Work request: Print every line below exactly as written, but leave the pictures behind.

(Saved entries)
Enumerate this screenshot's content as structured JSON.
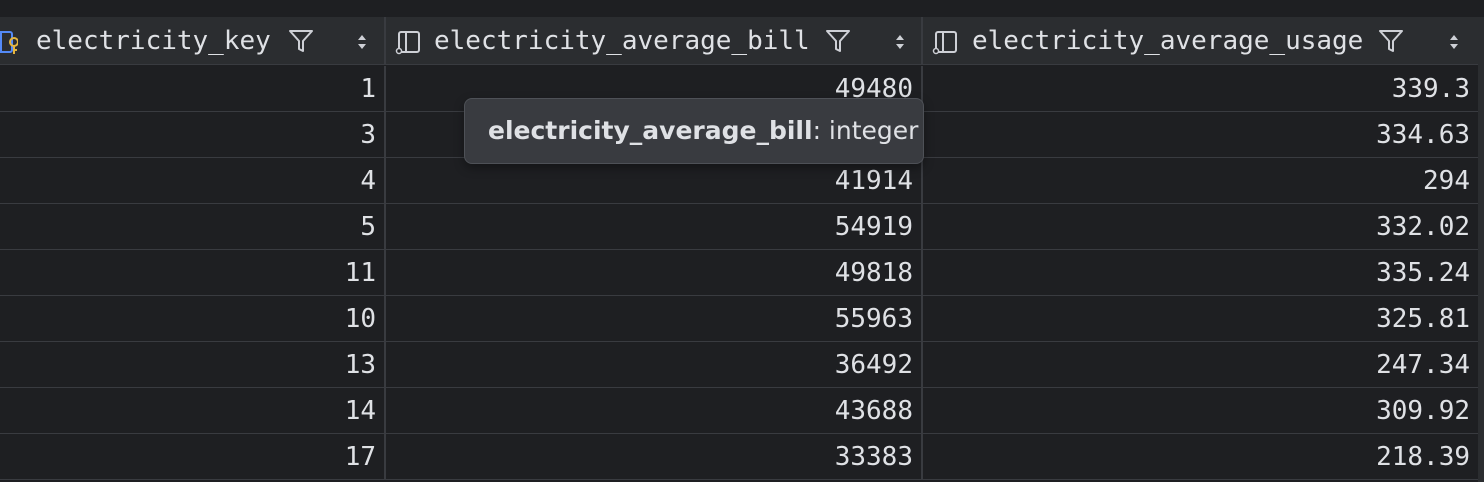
{
  "colors": {
    "background": "#1e1f22",
    "header_background": "#2b2d30",
    "grid_line": "#393b40",
    "text": "#dfe1e5",
    "icon": "#ced0d6",
    "key_icon_accent": "#e5b53e",
    "key_icon_blue": "#548af7"
  },
  "columns": [
    {
      "name": "electricity_key",
      "icon": "primary-key-column-icon"
    },
    {
      "name": "electricity_average_bill",
      "icon": "column-icon"
    },
    {
      "name": "electricity_average_usage",
      "icon": "column-icon"
    }
  ],
  "rows": [
    [
      "1",
      "49480",
      "339.3"
    ],
    [
      "3",
      "",
      "334.63"
    ],
    [
      "4",
      "41914",
      "294"
    ],
    [
      "5",
      "54919",
      "332.02"
    ],
    [
      "11",
      "49818",
      "335.24"
    ],
    [
      "10",
      "55963",
      "325.81"
    ],
    [
      "13",
      "36492",
      "247.34"
    ],
    [
      "14",
      "43688",
      "309.92"
    ],
    [
      "17",
      "33383",
      "218.39"
    ]
  ],
  "tooltip": {
    "column_name": "electricity_average_bill",
    "type_text": ": integer"
  }
}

Your solution:
Enumerate this screenshot's content as structured JSON.
{
  "colors": {
    "background": "#1e1f22",
    "header_background": "#2b2d30",
    "grid_line": "#393b40",
    "text": "#dfe1e5",
    "icon": "#ced0d6",
    "key_icon_accent": "#e5b53e",
    "key_icon_blue": "#548af7"
  },
  "columns": [
    {
      "name": "electricity_key",
      "icon": "primary-key-column-icon"
    },
    {
      "name": "electricity_average_bill",
      "icon": "column-icon"
    },
    {
      "name": "electricity_average_usage",
      "icon": "column-icon"
    }
  ],
  "rows": [
    [
      "1",
      "49480",
      "339.3"
    ],
    [
      "3",
      "",
      "334.63"
    ],
    [
      "4",
      "41914",
      "294"
    ],
    [
      "5",
      "54919",
      "332.02"
    ],
    [
      "11",
      "49818",
      "335.24"
    ],
    [
      "10",
      "55963",
      "325.81"
    ],
    [
      "13",
      "36492",
      "247.34"
    ],
    [
      "14",
      "43688",
      "309.92"
    ],
    [
      "17",
      "33383",
      "218.39"
    ]
  ],
  "tooltip": {
    "column_name": "electricity_average_bill",
    "type_text": ": integer"
  }
}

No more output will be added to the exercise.